_Exercise directions_
The entries below are to be repeated exactly, with the pictures left out.

>>>>>

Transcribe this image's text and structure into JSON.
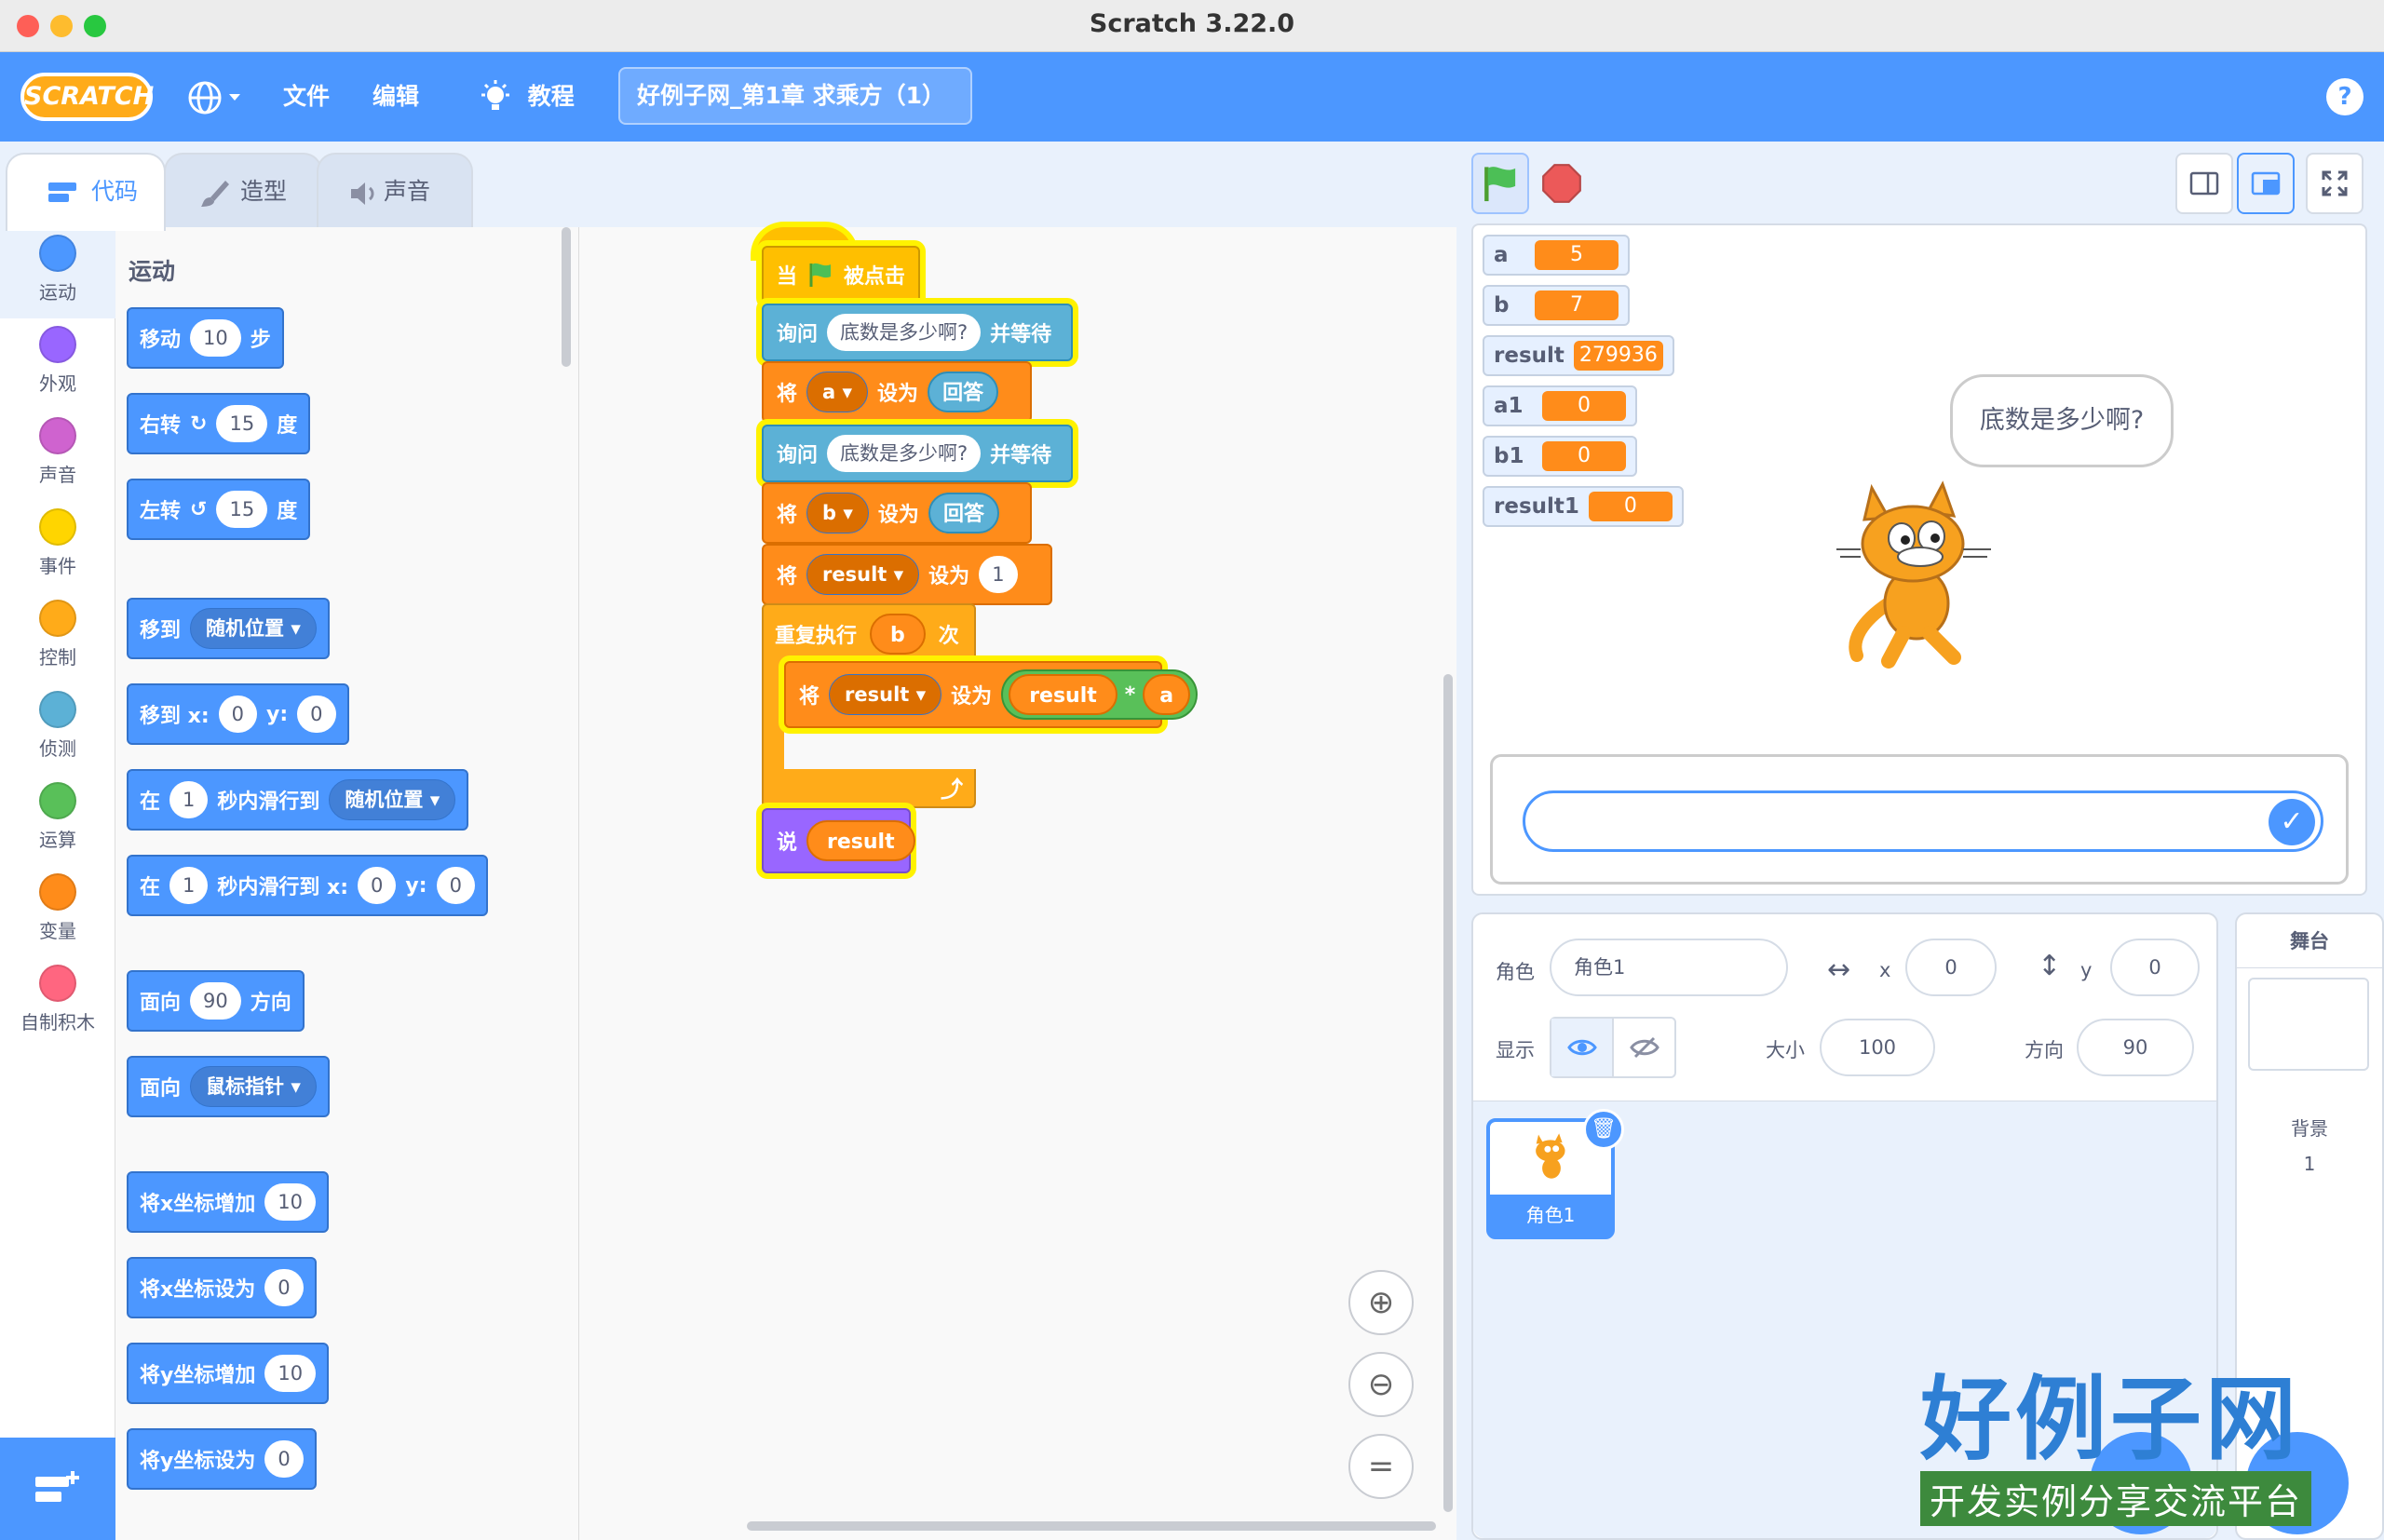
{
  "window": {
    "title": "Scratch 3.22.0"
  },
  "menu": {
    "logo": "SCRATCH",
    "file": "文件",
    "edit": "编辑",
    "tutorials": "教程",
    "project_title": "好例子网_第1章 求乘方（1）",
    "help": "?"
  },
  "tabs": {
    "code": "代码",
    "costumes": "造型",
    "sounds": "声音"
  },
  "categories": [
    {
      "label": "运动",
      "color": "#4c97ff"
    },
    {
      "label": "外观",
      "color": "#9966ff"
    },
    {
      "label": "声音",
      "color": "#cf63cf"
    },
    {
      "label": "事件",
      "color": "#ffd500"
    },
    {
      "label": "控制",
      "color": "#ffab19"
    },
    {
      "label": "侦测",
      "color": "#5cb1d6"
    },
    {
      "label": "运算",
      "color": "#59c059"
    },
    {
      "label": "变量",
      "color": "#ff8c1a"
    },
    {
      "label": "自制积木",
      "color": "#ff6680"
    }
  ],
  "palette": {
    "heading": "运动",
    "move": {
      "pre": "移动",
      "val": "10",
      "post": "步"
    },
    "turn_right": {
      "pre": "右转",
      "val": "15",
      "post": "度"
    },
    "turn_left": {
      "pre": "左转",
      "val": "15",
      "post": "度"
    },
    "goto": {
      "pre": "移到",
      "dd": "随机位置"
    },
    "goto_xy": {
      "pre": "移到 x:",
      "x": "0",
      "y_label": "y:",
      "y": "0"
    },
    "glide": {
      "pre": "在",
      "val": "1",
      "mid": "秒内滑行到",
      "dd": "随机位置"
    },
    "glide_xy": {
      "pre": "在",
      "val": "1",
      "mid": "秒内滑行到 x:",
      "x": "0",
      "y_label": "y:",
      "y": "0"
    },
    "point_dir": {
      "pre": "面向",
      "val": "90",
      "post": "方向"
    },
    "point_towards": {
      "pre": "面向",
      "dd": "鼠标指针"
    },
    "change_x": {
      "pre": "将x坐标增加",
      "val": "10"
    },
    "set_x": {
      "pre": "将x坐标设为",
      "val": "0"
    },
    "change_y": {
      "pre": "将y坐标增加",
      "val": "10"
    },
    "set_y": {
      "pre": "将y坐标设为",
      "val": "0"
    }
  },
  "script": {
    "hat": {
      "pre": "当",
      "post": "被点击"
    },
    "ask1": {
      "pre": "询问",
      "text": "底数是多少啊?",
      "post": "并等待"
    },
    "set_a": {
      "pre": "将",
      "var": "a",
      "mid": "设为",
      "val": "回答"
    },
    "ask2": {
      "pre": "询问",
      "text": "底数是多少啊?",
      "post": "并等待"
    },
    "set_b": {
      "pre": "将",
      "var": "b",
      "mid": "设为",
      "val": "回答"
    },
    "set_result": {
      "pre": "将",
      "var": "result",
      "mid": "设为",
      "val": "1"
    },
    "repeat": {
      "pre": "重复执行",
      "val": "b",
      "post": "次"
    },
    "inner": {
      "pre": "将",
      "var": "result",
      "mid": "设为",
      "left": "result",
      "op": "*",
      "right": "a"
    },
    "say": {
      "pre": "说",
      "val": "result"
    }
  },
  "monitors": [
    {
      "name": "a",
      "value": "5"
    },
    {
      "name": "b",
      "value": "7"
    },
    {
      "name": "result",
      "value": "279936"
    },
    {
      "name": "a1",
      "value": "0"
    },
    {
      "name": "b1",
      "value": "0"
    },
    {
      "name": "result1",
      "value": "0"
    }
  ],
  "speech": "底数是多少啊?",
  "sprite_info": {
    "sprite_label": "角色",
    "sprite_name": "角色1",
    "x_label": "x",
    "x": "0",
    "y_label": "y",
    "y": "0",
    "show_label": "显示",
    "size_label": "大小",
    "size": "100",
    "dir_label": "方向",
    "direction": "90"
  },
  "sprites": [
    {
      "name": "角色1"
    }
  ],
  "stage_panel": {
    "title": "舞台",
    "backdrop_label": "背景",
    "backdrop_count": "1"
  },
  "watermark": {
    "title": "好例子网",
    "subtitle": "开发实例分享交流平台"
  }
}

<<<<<

_Exercise answer_
Transcribe this image's text and structure into JSON.
{
  "window": {
    "title": "Scratch 3.22.0"
  },
  "menu": {
    "logo": "SCRATCH",
    "file": "文件",
    "edit": "编辑",
    "tutorials": "教程",
    "project_title": "好例子网_第1章 求乘方（1）",
    "help": "?"
  },
  "tabs": {
    "code": "代码",
    "costumes": "造型",
    "sounds": "声音"
  },
  "categories": [
    {
      "label": "运动",
      "color": "#4c97ff"
    },
    {
      "label": "外观",
      "color": "#9966ff"
    },
    {
      "label": "声音",
      "color": "#cf63cf"
    },
    {
      "label": "事件",
      "color": "#ffd500"
    },
    {
      "label": "控制",
      "color": "#ffab19"
    },
    {
      "label": "侦测",
      "color": "#5cb1d6"
    },
    {
      "label": "运算",
      "color": "#59c059"
    },
    {
      "label": "变量",
      "color": "#ff8c1a"
    },
    {
      "label": "自制积木",
      "color": "#ff6680"
    }
  ],
  "palette": {
    "heading": "运动",
    "move": {
      "pre": "移动",
      "val": "10",
      "post": "步"
    },
    "turn_right": {
      "pre": "右转",
      "val": "15",
      "post": "度"
    },
    "turn_left": {
      "pre": "左转",
      "val": "15",
      "post": "度"
    },
    "goto": {
      "pre": "移到",
      "dd": "随机位置"
    },
    "goto_xy": {
      "pre": "移到 x:",
      "x": "0",
      "y_label": "y:",
      "y": "0"
    },
    "glide": {
      "pre": "在",
      "val": "1",
      "mid": "秒内滑行到",
      "dd": "随机位置"
    },
    "glide_xy": {
      "pre": "在",
      "val": "1",
      "mid": "秒内滑行到 x:",
      "x": "0",
      "y_label": "y:",
      "y": "0"
    },
    "point_dir": {
      "pre": "面向",
      "val": "90",
      "post": "方向"
    },
    "point_towards": {
      "pre": "面向",
      "dd": "鼠标指针"
    },
    "change_x": {
      "pre": "将x坐标增加",
      "val": "10"
    },
    "set_x": {
      "pre": "将x坐标设为",
      "val": "0"
    },
    "change_y": {
      "pre": "将y坐标增加",
      "val": "10"
    },
    "set_y": {
      "pre": "将y坐标设为",
      "val": "0"
    }
  },
  "script": {
    "hat": {
      "pre": "当",
      "post": "被点击"
    },
    "ask1": {
      "pre": "询问",
      "text": "底数是多少啊?",
      "post": "并等待"
    },
    "set_a": {
      "pre": "将",
      "var": "a",
      "mid": "设为",
      "val": "回答"
    },
    "ask2": {
      "pre": "询问",
      "text": "底数是多少啊?",
      "post": "并等待"
    },
    "set_b": {
      "pre": "将",
      "var": "b",
      "mid": "设为",
      "val": "回答"
    },
    "set_result": {
      "pre": "将",
      "var": "result",
      "mid": "设为",
      "val": "1"
    },
    "repeat": {
      "pre": "重复执行",
      "val": "b",
      "post": "次"
    },
    "inner": {
      "pre": "将",
      "var": "result",
      "mid": "设为",
      "left": "result",
      "op": "*",
      "right": "a"
    },
    "say": {
      "pre": "说",
      "val": "result"
    }
  },
  "monitors": [
    {
      "name": "a",
      "value": "5"
    },
    {
      "name": "b",
      "value": "7"
    },
    {
      "name": "result",
      "value": "279936"
    },
    {
      "name": "a1",
      "value": "0"
    },
    {
      "name": "b1",
      "value": "0"
    },
    {
      "name": "result1",
      "value": "0"
    }
  ],
  "speech": "底数是多少啊?",
  "sprite_info": {
    "sprite_label": "角色",
    "sprite_name": "角色1",
    "x_label": "x",
    "x": "0",
    "y_label": "y",
    "y": "0",
    "show_label": "显示",
    "size_label": "大小",
    "size": "100",
    "dir_label": "方向",
    "direction": "90"
  },
  "sprites": [
    {
      "name": "角色1"
    }
  ],
  "stage_panel": {
    "title": "舞台",
    "backdrop_label": "背景",
    "backdrop_count": "1"
  },
  "watermark": {
    "title": "好例子网",
    "subtitle": "开发实例分享交流平台"
  }
}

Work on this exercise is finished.